How I practice using these three modes:

  1. Start by breathing from your belly; your chest and sides shouldn’t activate yet
  2. Once your belly feels full, imagine your chest expanding from the front and back
  3. Once your chest feels full, imagine your sides expanding from left to right
  4. Repeat 2–4 times

On a particularly tight day, I’ll sometimes just start giggling because of the releasing effect it has on my back and shoulders. It’s a great way to create space after being hunched over all day breathing improperly.

3. Mobilizations

Mentioned in the cardiovascular section, I do 10–15 minutes of mobilizations and muscular warmup in the morning. This routine changes somewhat frequently, and it’s based upon what I feel I need to be working on at the moment.

Without doing these exercises, I’ll typically feel stiff and achy the entire day.

If you don’t know where to start, I highly recommend the warmup section from the routine on the /r/bodyweightfitness sub-reddit. Tweak from there depending on what your body needs to work on.

4. Supplements

This is highly personal, and I’ve gone through many, many, many, iterations of my supplement regimen before finding something that works.

Here’s what I do right now:

  1. AG1 by Athletic Greens—much better than making my own cocktail, has greatly helped my gut-health and general mood
  2. Collagen powder—I do this mostly for extra gut-healing, and maybe better tendon strength/recovery for bouldering
  3. Creatine to aid in muscle retention/endurance for bouldering

Before starting any supplements, it’s worth getting some bloodwork done and talking to your doctor. For years I had, and I quote, the lowest Vitamin D my GP had ever seen. It’s good to know where you stand before you start!

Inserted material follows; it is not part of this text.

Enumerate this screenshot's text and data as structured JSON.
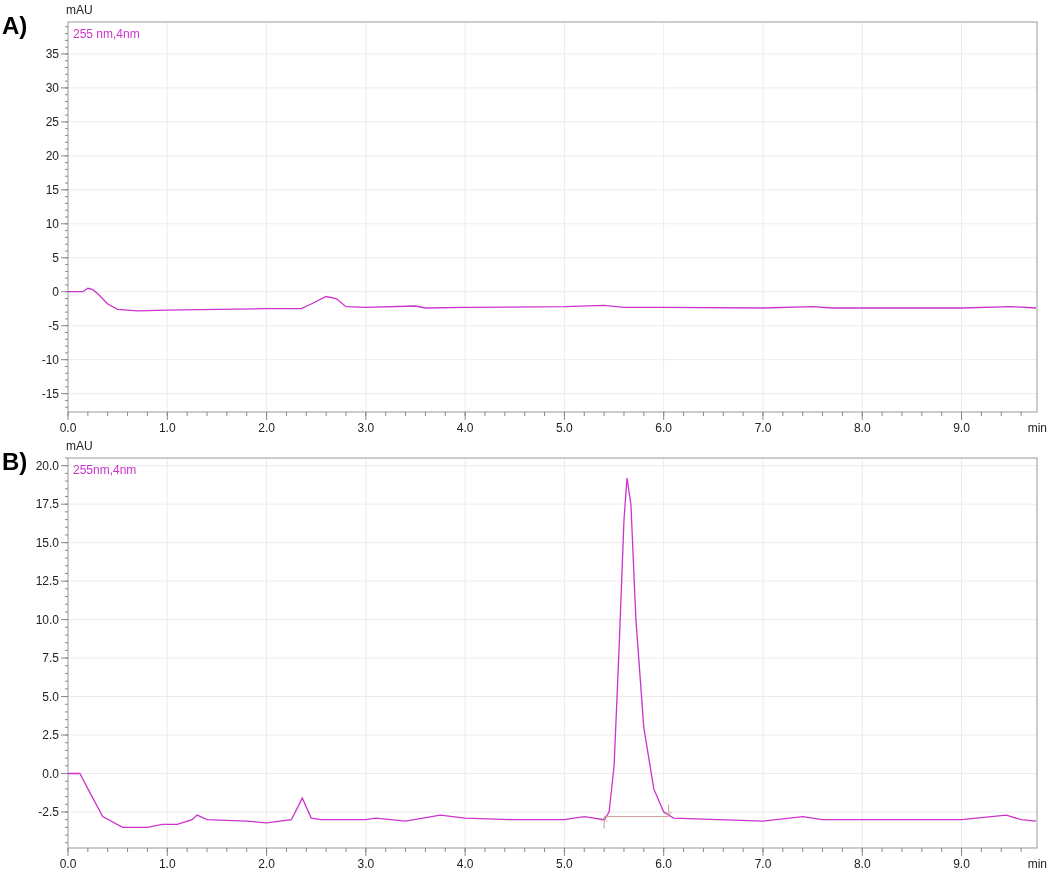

Try to enjoy the journey

It’s easy to get demoralized when trying to navigate mental and physical problems. There’s often the feeling that you’ll be stuck a certain way forever, or that things will only get worse. Having gone through quite a few of those periods now, I can unequivocally say that it does get better, even if it takes time, it’ll happen.

The journey isn’t a straight line. You’ll have highs and lows. But if you treat each attempt as an experiment, maybe it’ll help take some of the pressure off to “get it right” the first time. Give yourself the space to make tweaks and throw out what doesn’t work for you. Know that what works right now might not work forever and that it’s ok. You just get to have fun trying to figure yourself out again.